The Repeated Game Nature of Venture Capital

gametheory I was talking to a friend who decided to become an entrepreneur and he told me he has been working on this great idea for quite some time now, investing heavily out of his pocket. When I asked him where he was getting inputs to come up with a solution that the market would adopt he paused and almost secretively told me he hasn’t told anyone about his idea because he was too afraid they would steal it from him. After that, I paused…

Venture Capital is probably one of those industries in which reputation is built over long periods of time, and destroyed with just one wrong move. Individuals and firms in the VC community work hard to build long term relationships as they understand the non-zero sum nature of the game.
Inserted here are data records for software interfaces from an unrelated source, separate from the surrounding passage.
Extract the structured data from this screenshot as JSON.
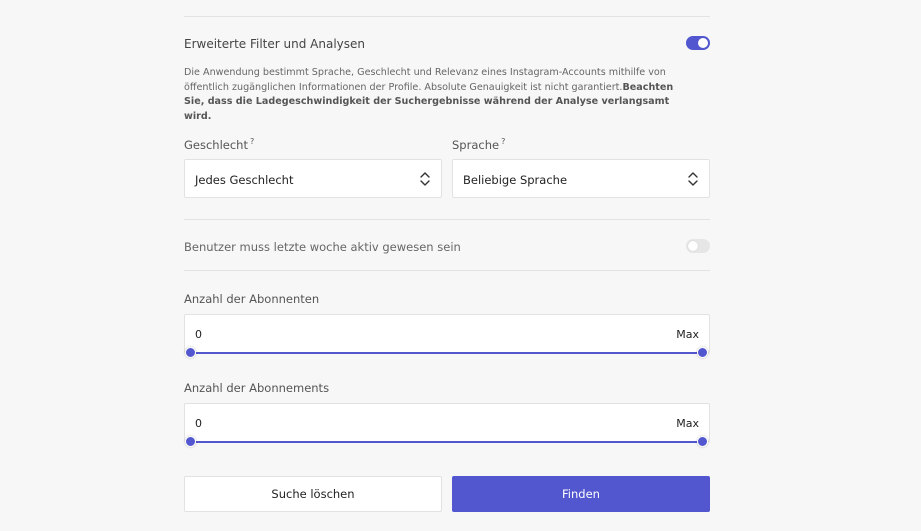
{
  "advanced": {
    "title": "Erweiterte Filter und Analysen",
    "enabled": true,
    "description_normal": "Die Anwendung bestimmt Sprache, Geschlecht und Relevanz eines Instagram-Accounts mithilfe von öffentlich zugänglichen Informationen der Profile. Absolute Genauigkeit ist nicht garantiert.",
    "description_bold": "Beachten Sie, dass die Ladegeschwindigkeit der Suchergebnisse während der Analyse verlangsamt wird."
  },
  "gender": {
    "label": "Geschlecht",
    "hint": "?",
    "value": "Jedes Geschlecht"
  },
  "language": {
    "label": "Sprache",
    "hint": "?",
    "value": "Beliebige Sprache"
  },
  "active": {
    "label": "Benutzer muss letzte woche aktiv gewesen sein",
    "enabled": false
  },
  "followers": {
    "label": "Anzahl der Abonnenten",
    "min": "0",
    "max": "Max"
  },
  "following": {
    "label": "Anzahl der Abonnements",
    "min": "0",
    "max": "Max"
  },
  "buttons": {
    "clear": "Suche löschen",
    "find": "Finden"
  },
  "colors": {
    "accent": "#5256cf"
  }
}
Success, both for VCs and entrepreneurs, comes after relatively long periods of nourishing key constituents.

If you think about the Prisoner’s Dilemma, the only way to get to the optimum solution is by collaborating, and the only way for individuals to collaborate is by playing the game multiple times.

The repeated game nature of Venture Capital is the main reason why most VCs don’t sign NDAs. If you are an entrepreneur you should be aware that VCs have a lot more to lose if they ever break the “rules of engagement”. Today, with social media tools the word-of-mouth is even more powerful to enforce these social rules.

Moreover, not discussing a business ideas with potential customers is another key mistake, as you might end up climbing a mountain, making a huge effort, only to realize that you’ve climbed the wrong mountain. I’ve recently heard Promod Haque, Managing Partner at NVP and one of the top dealmakers on the annual Forbes Midas List for the past eight years, say that innovation happens in collaboration and close proximity to early adopters. After thinking about this concept I realized it makes a lot of sense, as interactions with those early adopters and multiple iterations are key to crafting the solution the market is willing to consume.

Ideas keep on being a dime a dozen, so my recommendation for entrepreneurs is not to keep those ideas for themselves and share them with people they trust in order to forge a better business solution. Make sure your innovations are not just great technologies but also significant bridges for gaps either in the consumer or enterprise markets.